Hello and welcome to The Compost Bin. I'm Compostwoman and I live with my family in rural Herefordshire. We have a polytunnel, garden, veg plot and small woodland, all managed organically, where we grow our own food, run courses in all sorts of things and share our lives with Chickens, Cats, Guinea Pigs and assorted wildlife. Oh and we make a lot of compost! We try to live a more self suffient, self reliant lifestyle here, as best we can.

To learn more about us click on the About Compostwoman tab and remember to click on the photos to make them full size!


Monday, 25 March 2013

Finally connected again.


Phew! I am finally back in here! We have had no Internet connection worth speaking about for the last week or so,  so it has all been a bit quiet around The Compost Bin. Thanks to Tony the BT engineer we seem to have at least an occasional connection at the moment - how long it will last I don't know.
 
Snow - do you have some? We do! I am getting very fed up with the lack of Spring - I want to be out in the garden digging and I can't as it is too wet and too cold just yet.
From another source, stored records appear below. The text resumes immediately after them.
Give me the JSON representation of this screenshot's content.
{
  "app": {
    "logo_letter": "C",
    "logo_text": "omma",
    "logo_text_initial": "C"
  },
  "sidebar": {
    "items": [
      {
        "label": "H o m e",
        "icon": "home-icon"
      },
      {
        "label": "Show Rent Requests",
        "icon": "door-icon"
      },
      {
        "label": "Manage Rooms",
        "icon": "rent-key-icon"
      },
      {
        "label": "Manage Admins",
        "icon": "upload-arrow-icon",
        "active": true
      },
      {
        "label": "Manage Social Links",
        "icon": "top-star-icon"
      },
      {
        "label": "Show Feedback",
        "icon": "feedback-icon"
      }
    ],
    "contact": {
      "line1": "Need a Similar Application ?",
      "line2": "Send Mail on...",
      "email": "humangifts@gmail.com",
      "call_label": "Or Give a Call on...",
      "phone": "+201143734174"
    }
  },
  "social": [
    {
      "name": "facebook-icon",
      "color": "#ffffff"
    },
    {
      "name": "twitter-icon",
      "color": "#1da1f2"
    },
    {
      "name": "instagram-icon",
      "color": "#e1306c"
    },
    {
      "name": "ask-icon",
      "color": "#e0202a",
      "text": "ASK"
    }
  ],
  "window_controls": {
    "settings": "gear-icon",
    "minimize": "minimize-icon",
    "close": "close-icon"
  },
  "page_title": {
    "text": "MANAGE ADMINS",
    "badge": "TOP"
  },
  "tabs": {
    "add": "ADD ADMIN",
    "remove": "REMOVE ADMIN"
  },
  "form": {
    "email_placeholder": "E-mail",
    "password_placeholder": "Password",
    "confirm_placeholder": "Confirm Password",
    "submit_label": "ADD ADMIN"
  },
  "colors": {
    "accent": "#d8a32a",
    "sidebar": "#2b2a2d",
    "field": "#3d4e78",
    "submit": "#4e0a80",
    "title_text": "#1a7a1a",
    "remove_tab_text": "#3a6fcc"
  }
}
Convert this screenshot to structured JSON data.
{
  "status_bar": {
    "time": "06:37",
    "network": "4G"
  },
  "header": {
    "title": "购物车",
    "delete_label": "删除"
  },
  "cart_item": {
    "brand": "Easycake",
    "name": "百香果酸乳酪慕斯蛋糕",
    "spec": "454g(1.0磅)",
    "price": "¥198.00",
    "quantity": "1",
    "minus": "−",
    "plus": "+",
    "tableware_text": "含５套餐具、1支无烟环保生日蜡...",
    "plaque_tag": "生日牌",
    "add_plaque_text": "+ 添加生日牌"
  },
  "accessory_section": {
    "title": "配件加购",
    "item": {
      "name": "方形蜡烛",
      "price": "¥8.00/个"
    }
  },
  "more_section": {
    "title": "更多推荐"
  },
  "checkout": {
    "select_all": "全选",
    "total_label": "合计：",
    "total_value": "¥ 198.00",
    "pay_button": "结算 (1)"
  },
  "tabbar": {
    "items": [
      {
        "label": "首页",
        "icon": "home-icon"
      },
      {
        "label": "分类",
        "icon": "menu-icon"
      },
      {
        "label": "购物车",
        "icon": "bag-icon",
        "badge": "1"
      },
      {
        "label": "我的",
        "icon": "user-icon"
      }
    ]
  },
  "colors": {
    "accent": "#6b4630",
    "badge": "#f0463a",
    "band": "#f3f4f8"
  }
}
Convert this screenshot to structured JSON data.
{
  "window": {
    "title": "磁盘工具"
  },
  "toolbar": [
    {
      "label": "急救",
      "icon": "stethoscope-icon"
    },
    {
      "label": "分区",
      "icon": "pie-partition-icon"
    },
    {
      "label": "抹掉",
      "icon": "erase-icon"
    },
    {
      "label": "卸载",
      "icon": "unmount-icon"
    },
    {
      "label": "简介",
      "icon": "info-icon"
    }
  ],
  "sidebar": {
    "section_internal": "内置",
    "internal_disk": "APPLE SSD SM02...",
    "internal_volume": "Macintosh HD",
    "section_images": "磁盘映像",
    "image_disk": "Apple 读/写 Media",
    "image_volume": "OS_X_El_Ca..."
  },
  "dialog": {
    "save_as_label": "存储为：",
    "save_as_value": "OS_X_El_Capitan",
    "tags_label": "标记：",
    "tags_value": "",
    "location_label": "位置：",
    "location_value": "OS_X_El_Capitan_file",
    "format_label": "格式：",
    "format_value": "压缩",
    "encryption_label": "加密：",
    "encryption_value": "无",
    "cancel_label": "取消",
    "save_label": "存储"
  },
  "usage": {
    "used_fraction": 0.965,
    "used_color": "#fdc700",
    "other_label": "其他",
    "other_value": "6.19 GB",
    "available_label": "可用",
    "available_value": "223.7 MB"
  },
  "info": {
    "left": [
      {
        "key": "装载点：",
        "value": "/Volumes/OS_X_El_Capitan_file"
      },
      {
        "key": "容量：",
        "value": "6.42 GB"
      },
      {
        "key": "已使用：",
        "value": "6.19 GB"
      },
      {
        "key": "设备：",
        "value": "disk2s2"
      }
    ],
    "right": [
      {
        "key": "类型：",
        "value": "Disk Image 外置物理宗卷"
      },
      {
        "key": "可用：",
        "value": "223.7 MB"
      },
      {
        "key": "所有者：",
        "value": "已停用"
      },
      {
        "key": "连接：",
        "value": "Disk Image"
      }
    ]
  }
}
Even in the Polytunnel it is really a bit too cold to be sowing the seeds I normally start about this time of year. Oh well, I hope we will all be able to catch up in the next few weeks.
 
 I have a post coming up about ponds and how lovely they are and why it is such a good thing to have one ( even a tiny pondlet) if you can possibly manage it, but for now I will just say a huge "Hello and welcome  to my more recent new followers :-) 

fostermummy
Tasmanian Minimalist the Closet Blitz Woman
sunnybeachjewelry
Fiona Moss
Kadeeae
Nikki Wall
Melanie Walton
bunny mummy
Seed Sava
erickett124
Fi Vickers
Frugal in Derbyshire
The Squirrel Family
Glenn
Linda Claxson
Karen
Astri
Jan
pattypan.2
sft
 
Thank you all for following me and I hope you find something interesting, entertaining  or thought provoking, here in The Compost Bin.  All comments are very gratefully received as well and I do try to reply to all the comments. ( when I have a connection, that is!) 


9 comments:

  1. Hello back :)

    No snow here on the coast, but extreme winds! Loving the blog, wish I'd of found it sooner.

    ReplyDelete
  2. No snow here in Wilts but it's absolutely freezing and it's really frustrating not to be able to get out in the garden without getting frostbite :-(

    ReplyDelete
  3. Snow largely melted around us, but still very very cold :-(

    ReplyDelete
  4. Hello back. I'm one of your newer followers and enjoy regular readings here so very glad you got your internet back up and running.
    Looking forward to your pond post.

    Linda

    ReplyDelete
    Replies
    1. Keep your fingers crossed Linda - it has been on and off again all afternoon :-(

      Calling BT back in tomorrow :-(

      Delete
  5. Snow here in Bucks. Picture of the poor birds in my garden on my blog. Not because of the snow but because they are having to eat my first attempt at homemade bread. Ah well, good for paving slabs! Wondered where you had gone. Glad to see you back.
    S. c

    ReplyDelete
    Replies
    1. Keep trying on the bread front as it is SO worth it when it goes right! Have you been watching Paul Hollywood - he is so good on Bread ( and such fun to watch - I drool a bit I must admit, and not just over his baking skills ( blush)

      Delete
  6. You mention clay at the base of your pond. Do you think it could have been a 'dew pond' for watering horses/cattle when it was first made? You say that it is a man made pond. We had them in East Anglia in the past. They were lined with 'puddled' clay. I've been told by old horsemen that cattle had to be kept back from them, so they didn't put their hooves through the clay lining, and let the water out; and that the beasts were watered from troughs or buckets. I suppose the ponds were fenced off.

    ReplyDelete
    Replies
    1. Hi there :-)

      It a good question :-) and from what I said in my post a reasonable assumption, but no. It was man made, but by the previous owners of our house, in 1991.

      There is a dew pond very near us which is much older and has a cobbled way in for washing down the horses and carts, there are also numerous farms with proper fold yards with the pond for the heavy horses to be wash in.

      Where I used to live we had common land with dew ponds which were fenced off for the very reason you mention - the animals stood on the edge and could drink through the deliberate gaps in the fence, but not wade in.

      Delete

Hello! Thank you for reading my blog and for commenting. I have had lots of problems with spammers so I am sorry that I can no longer accept Anonymous comments.

I try to reply as quickly as I can and I really appreciate your interest in my life and doings here in The Compostbin.

UA-40361266-1